1957 – 1986

Prior to owning Crystal Cave, Mr. and Mrs. Moe lived in the Twin Cities. Mr. Moe worked for Montgomery Ward and owned a series of apartment complexes in the Twin Cities. Looking for a second career, the Moe family moved to Spring Valley and into the living quarters attached to the gift shop. During 29 years at Crystal Cave the Moe Family managed a successful business at the Cave. One time Mr. Moe hired a local student named Jean to give cave tours. She worked for several years at the cave and this was the start of her on a lifetime passion for geology and Crystal Cave.

1986 - 2012

Prior to becoming owners, the Cunninghams worked as mineral and oil and gas exploration geologists for Exxon, Gulf Oil Corporation and Chevron Corporation. Blaze, originally from San Antonio, Texas, graduated from Texas Tech, Lubbock, Texas and attended University of Houston for graduate work. Jean, a native of western Wisconsin, graduated from University of Wisconsin-River Falls and University of New Mexico, Albuquerque. Both have had a life-long association with caves. Blaze began exploring caves in high school while Jean’s first job was as a tour guide at Crystal Cave, working for the Moes. Beginning in 1992, major exploration began in the cave. Following a major breakthrough made by Blaze Cunningham and Nathan Carlson, the Minnesota Speleological Survey (MSS) led by David Gerboth, has almost tripled the length of the known cave. A new survey of the cave was completed, spearheaded by John Lavass and Dawn Ryan, members of the Wisconsin Speleological Society (WSS). Data collected from this survey was incorporated into the most detailed map of Crystal Cave to date. Exploration of the cave by Dave Gerboth, (MSS) continues from April through October with new footage being discovered almost weekly. A second cave, Fuzzy Critter Cave, has also been discovered and is currently being explored by father-son team Allen and Chris Lewerer (MSS). In addition, Hank Boudinot (MSS) and Evelyn Townsend (MSS) also provide assistance to the project.

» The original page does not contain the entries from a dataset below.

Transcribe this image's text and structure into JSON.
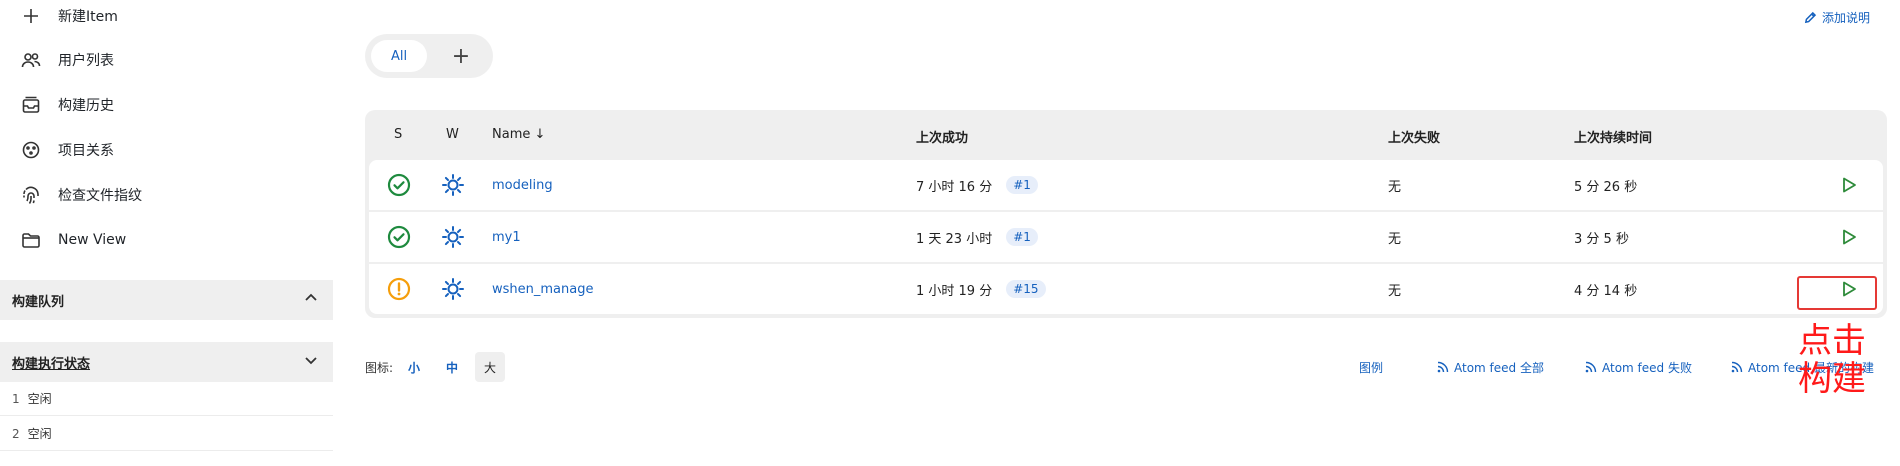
{
  "sidebar": {
    "items": [
      {
        "label": "新建Item",
        "icon": "plus-icon"
      },
      {
        "label": "用户列表",
        "icon": "users-icon"
      },
      {
        "label": "构建历史",
        "icon": "history-icon"
      },
      {
        "label": "项目关系",
        "icon": "relationship-icon"
      },
      {
        "label": "检查文件指纹",
        "icon": "fingerprint-icon"
      },
      {
        "label": "New View",
        "icon": "folder-icon"
      }
    ],
    "queue_panel": {
      "title": "构建队列"
    },
    "executor_panel": {
      "title": "构建执行状态",
      "executors": [
        {
          "number": "1",
          "status": "空闲"
        },
        {
          "number": "2",
          "status": "空闲"
        }
      ]
    }
  },
  "header": {
    "add_description": "添加说明"
  },
  "tabs": {
    "all_label": "All",
    "add_label": "+"
  },
  "table": {
    "headers": {
      "s": "S",
      "w": "W",
      "name": "Name ↓",
      "last_success": "上次成功",
      "last_failure": "上次失败",
      "last_duration": "上次持续时间"
    },
    "rows": [
      {
        "status": "success",
        "name": "modeling",
        "last_success": "7 小时 16 分",
        "success_build": "#1",
        "last_failure": "无",
        "duration": "5 分 26 秒"
      },
      {
        "status": "success",
        "name": "my1",
        "last_success": "1 天 23 小时",
        "success_build": "#1",
        "last_failure": "无",
        "duration": "3 分 5 秒"
      },
      {
        "status": "unstable",
        "name": "wshen_manage",
        "last_success": "1 小时 19 分",
        "success_build": "#15",
        "last_failure": "无",
        "duration": "4 分 14 秒"
      }
    ]
  },
  "footer": {
    "icon_label": "图标:",
    "sizes": [
      "小",
      "中",
      "大"
    ],
    "active_size": "大",
    "legend": "图例",
    "atom_all": "Atom feed 全部",
    "atom_fail": "Atom feed 失败",
    "atom_latest": "Atom feed 最新的构建"
  },
  "annotation": {
    "text": "点击构建"
  },
  "colors": {
    "accent": "#1661be",
    "success": "#1e8a3e",
    "unstable": "#f59e0b",
    "annotation": "#ff1a1a"
  }
}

2012 – Present

Eric and Kristen McMaster, long-time friends of Blaze and Jean Cunningham, purchased Crystal Cave in 2012. Blaze and Jean are planning an active retirement, which will involve caving, of course! The two couples met underground years ago.

Eric and Kristen were active cavers in Tennessee before moving to the Midwest. Both are Life Members of the National Speleological Society (NSS) and active in local and national caving organizations. Eric was awarded the prestigious “Fellow of the National Speleological Society” for his lifetime of volunteer work. Eric and Kristen met at Vanderbilt University in Nashville, TN and one of their first dates was caving! Eric received a Masters of Engineering in Electrical Engineering from Vanderbilt . Before taking the helm at Crystal Cave, Eric's last job was President and CEO of KWIK SEW Pattern Co., Inc., a multinational corporation in the home-sewing and quilting markets. Eric decided to exchange his business suits for caving suits, and hasn’t looked back! Kristen received her Ph.D. in Special Education at Vanderbilt. She taught for several years in Nashville public schools, and is now an Associate Professor in the Department of Educational Psychology at the University of Minnesota. Kristen works with school districts and the U.S. Department of Education with the goal improving education for diverse learners. A childhood dream of Kristen’s was to run a summer camp, and Crystal Cave is the realization of that dream.